Recently, western electronic music has started to overlap with the sounds coming out of Japan and Korea. Take PC Music, whose sugary melodies and notion of this synthetic pop star borrows heavily from K-pop. And even more notably, North American and European producers like Ryan Hemsworth and Gold Panda have both musically and vocally expressed their affection for the sounds of the Orient, with the former collaborating with Japanese singers Tomggg and Qrion.
Cuushe, the production and vocal project of Mayuko Hitotsuyanagi, has followed up 2013’s Butterfly Case with Night Lines. Written and recorded mostly in Tokyo, the EP acts as a little storybook for the busy, nocturnal lifestyle of a city that she loves, as much as fears. ‘Many parties are held, where people are connected but unconnected. It’s easy to feel alone, [but] feeling lonely makes me stronger. Night Lines tells a story of loneliness, instability and strength’ –she told Dazed. So in many ways this is an autobiographical EP, projecting her owns sense of self and identity through the sights and sounds of the city that shaped them.
Hitotsuyanagi is a producer before she is a singer. It’s not that she isn’t a pleasant vocalist, but more the way she treats these vocals, bending them into the backdrop of the song at times as if they are an extra instrument. The refrain on ‘Tie’ is so muffled that it could easily be played by a synthesiser, whilst on ‘Daze’, its used as much as rhythmic tool as it is melodic, like we’re listening to the chopped, uneven sounds of a sequencer. And despite the glossy sheen that covers these songs, they are still busy, complex productions. Hitotsuyanagi is excellent at building these intense, rich textures that feel fully formed and filled with character, without ever really striving to be so. The recurring synth motif that runs throughout the steady ‘Shadow’ is almost hypnotic like some kind of tuneful metronome that’s catchy, but you couldn’t exactly hum the tune. ‘Daze’ is the closest Night Lines gets to danceable, with the dull thud of a kick drum barely escaping out of this thick layer of scattered synths. It’s the sort of song you’d listen to a few days after a heavy night, where the memory of the club is still too raw to face, but too cherished to completely let go. These songs are complicated without ever really sounding complicated, and this illusion of simplicity allows these songs to twist, unfold and move around in your mind and heart naturally and of their own accord.

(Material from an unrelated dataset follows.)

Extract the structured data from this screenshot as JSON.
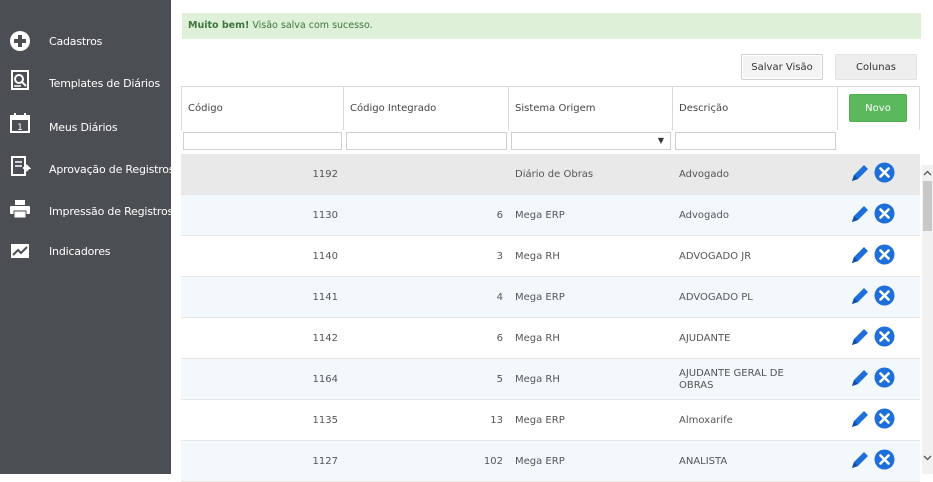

These kind of woozy, ambient soundscapes create this impression of a dream-like state where the synths, vocals and percussion can be some kind of protective barrier between you and reality. Hitotsuyanagi has often related her music to dreams, speaking about it as this powerful, ethereal agent capable of not only moving her listeners, but actually transporting them into these profound states of otherworldliness. On face value, you’d be forgiven to thinking these songs were nothing more than mood setters - songs to accompany the thoughts and emotions you’re already feeling, rather than provoke any on their own. ‘I just want to close my eyes’, she repeats on ‘Shadow’, ‘we just can’t keep going’ she sings on ‘We Can’t Stop’, her voicing cracking and straining just out of tune. She sings with the kind of weariness reserved for the jaded and the exhausted, as if the only thing more painful than the tensions and complexities of her circumstances is the knowledge that she can’t do anything about it. There are times where Hitotsuyanagi’s voice barely resembles a whisper, almost as if the notes and tones coming out of her mouth are just a natural, semi-conscious exhale. It results in this kind of accidental intimacy, like the movements and processes of her mind have involuntarily been turned into sounds.
Cuushe is a project that is rich in identity. Whether it’s her candid interviews, or collaborations with artists to create visual companions to her songs, or more simply; the unique way she writes, records and performs, you still feel like you know her through her music. So even if the lyrics are unintelligible, or the vocals so ambient that you can’t distinguish them from a synth or a guitar, you still feel like you know exactly what she’s saying.